2. Hold a meeting of members:
As the owner of the LLC, you should hold a meeting of members to vote on the decision to dissolve the LLC. The meeting should be documented with meeting minutes.
In Delaware, LLCs are governed by the Delaware Limited Liability Company Act (LLC Act), which does not specifically require holding a meeting of members to dissolve an LLC.
Under the LLC Act, an LLC may be dissolved upon the happening of certain events, including the passage of a resolution by the LLC members. The resolution should be properly documented in the LLC’s records, but it does not necessarily have to be done through a formal meeting.
Therefore, it is possible to dissolve your LLC in Delaware by passing a resolution rather than holding a meeting of members.
3. File Certificate of Cancellation:
After the passage of a resolution by the LLC members to dissolve the LLC, you must file a Certificate of Cancellation with the Delaware Division of Corporations.

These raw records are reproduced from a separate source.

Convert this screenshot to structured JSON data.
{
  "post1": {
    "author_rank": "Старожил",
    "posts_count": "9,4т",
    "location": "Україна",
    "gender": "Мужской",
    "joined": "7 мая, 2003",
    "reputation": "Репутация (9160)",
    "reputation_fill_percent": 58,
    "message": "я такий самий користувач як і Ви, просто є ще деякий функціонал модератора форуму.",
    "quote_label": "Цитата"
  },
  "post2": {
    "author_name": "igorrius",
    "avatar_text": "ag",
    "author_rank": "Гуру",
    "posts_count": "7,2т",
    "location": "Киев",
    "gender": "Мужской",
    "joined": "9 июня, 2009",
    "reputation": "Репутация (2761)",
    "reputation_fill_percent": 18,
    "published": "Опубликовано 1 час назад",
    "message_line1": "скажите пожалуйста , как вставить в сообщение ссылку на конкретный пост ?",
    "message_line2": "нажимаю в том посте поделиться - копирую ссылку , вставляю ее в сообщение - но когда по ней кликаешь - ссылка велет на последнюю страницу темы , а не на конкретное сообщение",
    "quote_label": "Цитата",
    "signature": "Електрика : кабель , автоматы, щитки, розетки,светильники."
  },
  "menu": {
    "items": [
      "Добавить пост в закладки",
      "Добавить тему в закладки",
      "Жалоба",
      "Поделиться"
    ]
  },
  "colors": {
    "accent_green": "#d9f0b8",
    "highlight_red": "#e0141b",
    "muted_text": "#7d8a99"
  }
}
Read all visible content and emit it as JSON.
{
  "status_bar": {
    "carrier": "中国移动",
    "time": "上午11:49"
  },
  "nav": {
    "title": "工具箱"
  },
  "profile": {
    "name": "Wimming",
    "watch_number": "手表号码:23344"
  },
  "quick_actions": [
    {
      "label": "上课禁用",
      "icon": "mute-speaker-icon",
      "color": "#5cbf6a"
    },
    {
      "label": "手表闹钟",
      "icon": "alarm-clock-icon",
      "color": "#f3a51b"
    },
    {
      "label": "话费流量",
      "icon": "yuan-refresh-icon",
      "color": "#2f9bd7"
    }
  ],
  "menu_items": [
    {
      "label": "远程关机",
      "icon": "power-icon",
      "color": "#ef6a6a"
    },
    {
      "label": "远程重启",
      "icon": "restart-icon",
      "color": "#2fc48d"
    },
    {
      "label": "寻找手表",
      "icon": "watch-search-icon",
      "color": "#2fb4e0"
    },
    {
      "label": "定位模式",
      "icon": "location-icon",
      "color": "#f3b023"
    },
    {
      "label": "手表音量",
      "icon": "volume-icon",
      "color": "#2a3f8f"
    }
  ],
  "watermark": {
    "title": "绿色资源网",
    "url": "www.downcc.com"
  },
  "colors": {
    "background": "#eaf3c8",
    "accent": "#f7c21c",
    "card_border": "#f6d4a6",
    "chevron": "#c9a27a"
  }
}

The current fee (as of the time of this article) to file the Certificate of Cancellation with the Delaware Division of Corporations is $204.00. It’s important to ensure that the fee is paid in full and the form is properly completed and submitted in order to dissolve the LLC in accordance with Delaware state laws.
4. In addition to filing any final franchise tax returns and paying any outstanding franchise tax owed to the state of Delaware, it’s also important to file any final federal tax returns or information returns. Here are some additional details:
The LLC may need to file different types of final federal tax returns and information returns depending on its tax classification and ownership structure. Here’s a summary of some of the forms that may be required:
- Proforma 1120 and 5472: If the LLC is a foreign-owned single-member LLC, it may need to file a proforma 1120 and Form 5472 with the IRS.
- Form 1065: If the LLC is treated as a partnership for federal tax purposes, it will need to file a final Form 1065 with the IRS. This form should cover the period from the beginning of the tax year to the date of dissolution.
- Form 1120: If the LLC has elected to be treated as a C corporation for federal tax purposes, it will need to file a final Form 1120 with the IRS. This form should cover the period from the beginning of the tax year to the date of dissolution.
5. Close EIN Account:
If an LLC has an EIN, it must be closed as part of the dissolution process by sending a letter to the IRS that includes the legal name of the LLC, EIN, business address, reason for closing the account, and the date the LLC ceased business operations, and by ensuring that all federal tax obligations associated with the EIN have been fulfilled before closing the account.
The letter requesting to close an EIN for a dissolved LLC should be sent to the IRS at the following address:
Internal Revenue Service
Kansas City, MO 64108
Internal Revenue Service
Ogden, UT 84201
This information can be found on the IRS website under “How to Close Your Business” https://www.irs.gov/businesses/small-businesses-self-employed/how-to-close-your-business, which provides additional guidance on the steps involved in closing a business and associated tax obligations.
6. Notify creditors and close accounts:
After you have filed the Certificate of Dissolution, you should notify any creditors and close any accounts associated with the LLC.
As a Certified Public Accountant (CPA), I understand that this process can be complex and may require professional guidance. If you have any questions or concerns about tax consequences as it relates to dissolving your LLC or need assistance with any other accounting-related issues, please feel free to reach out to me. I am here to help and provide personalized solutions to fit your unique needs. Contact me today to schedule a consultation and let’s work together to achieve your financial goals.